10 New Solutions for Seasonal Allergies You Haven’t Heard of Yet
They're the sixth leading cause of chronic illness in the U.S., according to the American College of Allergy, Asthma & Immunology. Here are solutions for people who think they've tried it all.
Reach for a nasal steroid spray first
Your allergy solution may be much simpler than you think: In 2017 guidelines from the Joint Task Force (a coalition from the American Academy of Allergy, Asthma & Immunology and the American College of Allergy, Asthma, and Immunology), the experts recommended that patients start with a nasal steroid spray because it's best for quelling symptoms. However, if your symptoms don't respond, check out the options below—and chat with your doctor—to come up with the best allergy-fighting cocktail for you.
Make sure you're not falling for these common allergy myths.
Try a dry spray
If you can't tolerate traditional liquid nasal sprays, chat with your doctor about the dry aerosol nasal steroid spray Q-Nasl, says Derrick Ward, MD, of Kansas City Allergy & Asthma Associates. This prescription med targets seasonal and year-round allergies when used once daily. One hitch, Dr. Ward points out, is that many insurance companies require patients to try over-the-counter meds first; it can be a challenge to get a Q-Nasl prescription covered.
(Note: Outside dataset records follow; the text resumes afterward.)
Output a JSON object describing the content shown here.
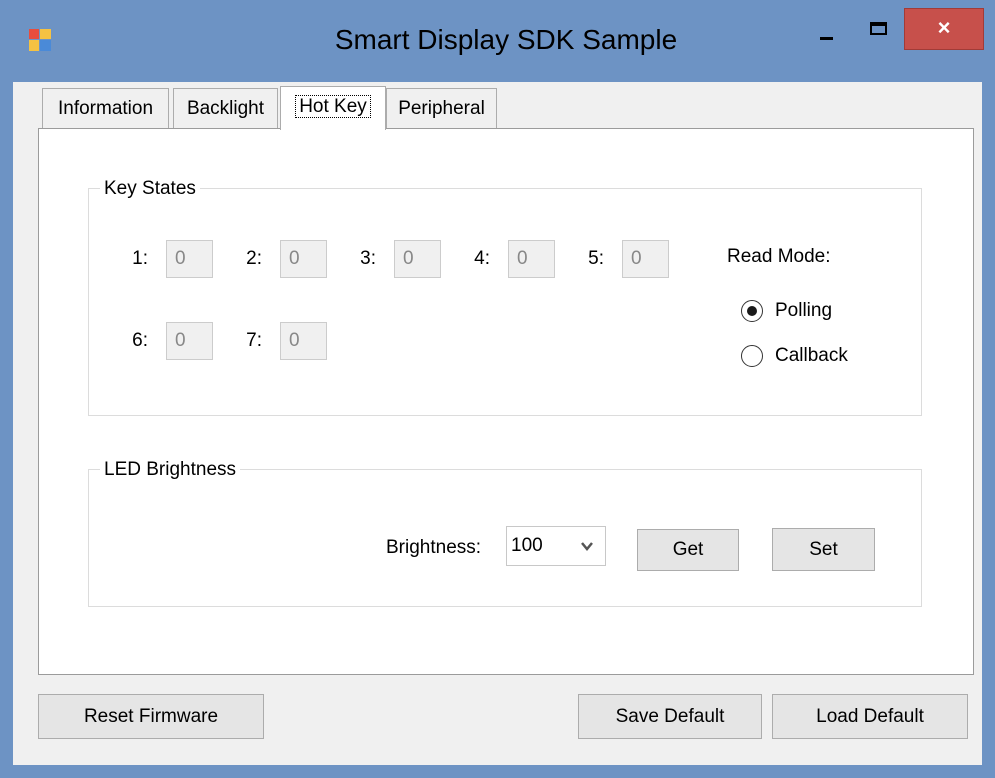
{
  "window": {
    "title": "Smart Display SDK Sample",
    "close_glyph": "×"
  },
  "tabs": [
    {
      "label": "Information"
    },
    {
      "label": "Backlight"
    },
    {
      "label": "Hot Key"
    },
    {
      "label": "Peripheral"
    }
  ],
  "active_tab": "Hot Key",
  "key_states": {
    "title": "Key States",
    "keys": [
      {
        "label": "1:",
        "value": "0"
      },
      {
        "label": "2:",
        "value": "0"
      },
      {
        "label": "3:",
        "value": "0"
      },
      {
        "label": "4:",
        "value": "0"
      },
      {
        "label": "5:",
        "value": "0"
      },
      {
        "label": "6:",
        "value": "0"
      },
      {
        "label": "7:",
        "value": "0"
      }
    ],
    "read_mode": {
      "label": "Read Mode:",
      "options": [
        "Polling",
        "Callback"
      ],
      "selected": "Polling"
    }
  },
  "led_brightness": {
    "title": "LED Brightness",
    "brightness_label": "Brightness:",
    "brightness_value": "100",
    "get_label": "Get",
    "set_label": "Set"
  },
  "footer": {
    "reset_label": "Reset Firmware",
    "save_label": "Save Default",
    "load_label": "Load Default"
  },
  "icons": {
    "app": "app-window-icon",
    "minimize": "minimize-icon",
    "maximize": "maximize-icon",
    "close": "close-icon",
    "dropdown": "chevron-down-icon"
  },
  "colors": {
    "titlebar": "#6d93c4",
    "close_button": "#c7504b",
    "client": "#f0f0f0"
  }
}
Still, if you're avoiding using liquid sprays because of the comfort factor, talk to your doctor about this option.
Check out newer medications
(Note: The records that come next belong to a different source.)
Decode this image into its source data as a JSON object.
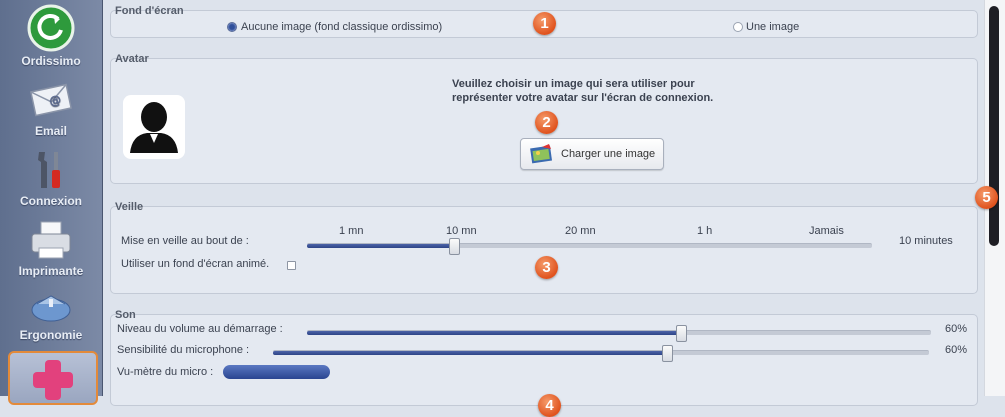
{
  "sidebar": {
    "items": [
      {
        "label": "Ordissimo",
        "icon": "ordissimo-logo-icon"
      },
      {
        "label": "Email",
        "icon": "envelope-icon"
      },
      {
        "label": "Connexion",
        "icon": "tools-icon"
      },
      {
        "label": "Imprimante",
        "icon": "printer-icon"
      },
      {
        "label": "Ergonomie",
        "icon": "mouse-icon"
      },
      {
        "label": "",
        "icon": "plus-icon"
      }
    ]
  },
  "wallpaper": {
    "title": "Fond d'écran",
    "option_none": "Aucune image (fond classique ordissimo)",
    "option_image": "Une image",
    "selected": "option_none"
  },
  "avatar": {
    "title": "Avatar",
    "message_line1": "Veuillez choisir un image qui sera utiliser pour",
    "message_line2": "représenter votre avatar sur l'écran de connexion.",
    "button_label": "Charger une image",
    "icon": "user-silhouette-icon"
  },
  "sleep": {
    "title": "Veille",
    "label": "Mise en veille au bout de :",
    "ticks": [
      "1 mn",
      "10 mn",
      "20 mn",
      "1 h",
      "Jamais"
    ],
    "current_value": "10 minutes",
    "position_fraction": 0.26,
    "animated_label": "Utiliser un fond d'écran animé.",
    "animated_checked": false
  },
  "sound": {
    "title": "Son",
    "volume_label": "Niveau du volume au démarrage :",
    "volume_value": "60%",
    "volume_fraction": 0.6,
    "mic_label": "Sensibilité du microphone :",
    "mic_value": "60%",
    "mic_fraction": 0.6,
    "meter_label": "Vu-mètre du micro :"
  },
  "badges": [
    "1",
    "2",
    "3",
    "4",
    "5"
  ],
  "colors": {
    "accent_blue": "#2d4487",
    "badge_orange": "#e0531e",
    "active_outline": "#e38a3a"
  }
}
Though the FDA approved the indoor-outdoor allergy treating medication Xyzal in 2007, it's only been available for without a prescription since fall 2017 fall of 2017. The oral antihistamine is designed to provide 24-hour coverage for symptoms such as a runny nose, sneezing, itchy watery eyes, and nose or throat itching seasonally or year-round.
Take meds in advance
Don't wait until you're sneezing up a storm to take allergy medication. New York City allergist and immunologist Clifford Bassett, MD, author of The New Allergy Solution, recommends beginning allergy medication up to two weeks prior to the season kicking in. He puts his patients on allergy alert; your doctor can inform you more specifically about when you should start. Try these tricks to keep your summer sneeze-free.
Allergy shots have been around for a century and can work well. However, allergists can now offer sublingual therapy: You place a tablet under your tongue daily that contains small amounts of the allergen. It builds tolerance so that your body no longer reacts to it. You can get sublingual pills for both ragweed and grass pollen allergies, and there's a new sublingual treatment for dust mites called Odactra. "This is nice for patients who don't want to do allergy shots or don't have time to come in and get them," says Dr. Ward. For grass and ragweed allergies, you'll need to start treatment three to four months prior to the onset of the season, so plan ahead.
Ask your doctor about drops
Some doctors are using sublingual drops (they contain the same active ingredients as allergy shots) for allergy immunotherapy, explains Dr. Ward. The drops allow docs to treat a broader range of allergies than they could with the sublingual pills, he says, but the treatment is off-label—it hasn't yet been approved by the FDA. If you want to try this approach, you'll need to see an ear, nose, and throat specialist or your general practitioner; also note that insurance is unlikely to cover the cost.
Think about alternative treatments
There are some natural therapies out there that may help you get relief from symptoms, though even the promising ones have very little data to back their use. One treatment you may want to try is acupuncture: A trial found a small improvement in the quality of life for seasonal sufferers, says Dr. Bassett. He also recommends eating more quercetin-rich foods (like apples, onions), an antioxidant that "studies show may provide a small benefit to eye and nasal symptoms," he says. Another natural approach Dr. Bassett suggests is applying a petrolatum-based ointment (like Vaseline) near your nostrils a few times a day to block pollen from entering your nose. Here are some more alternative allergy remedies.
Get allergy tested
You may know you're allergic to something—but not know exactly what. Is it pollen? Grass? Mold? Dust mites? That's why getting tested to pinpoint exactly what's bothering you is so important, says Dr. Ward. With that info, you can tailor your treatments to deal with the exact culprit, which is far more effective than guessing.
The need for testing, part two
Even with the advancements in sublingual therapy, it doesn't guarantee you can go shot-free. The other benefit to allergy testing is that it will help you choose between sublingual therapy and allergy shots. "If I test someone and they're allergic to multiple things, giving them a tablet for ragweed isn't really beneficial. But if they also have allergies to animals or dust mites, that's where allergy shots shine—I can put all of that in a shot," says Dr. Ward.
Personalized treatment approach
Sometimes, it can feel as if you're throwing everything you have at those spring allergies and getting nowhere. That's why an allergist's personalized treatment approach can be a game changer: "There are many, many strategies that are helpful, cost-effective, and will get the job done. It takes an extra few minutes to see an allergist who can create an individualized pollen calendar for you, which you can use to reduce and prevent symptoms," says Dr. Bassett. Ask your doctor how you can best prepare for the season ahead.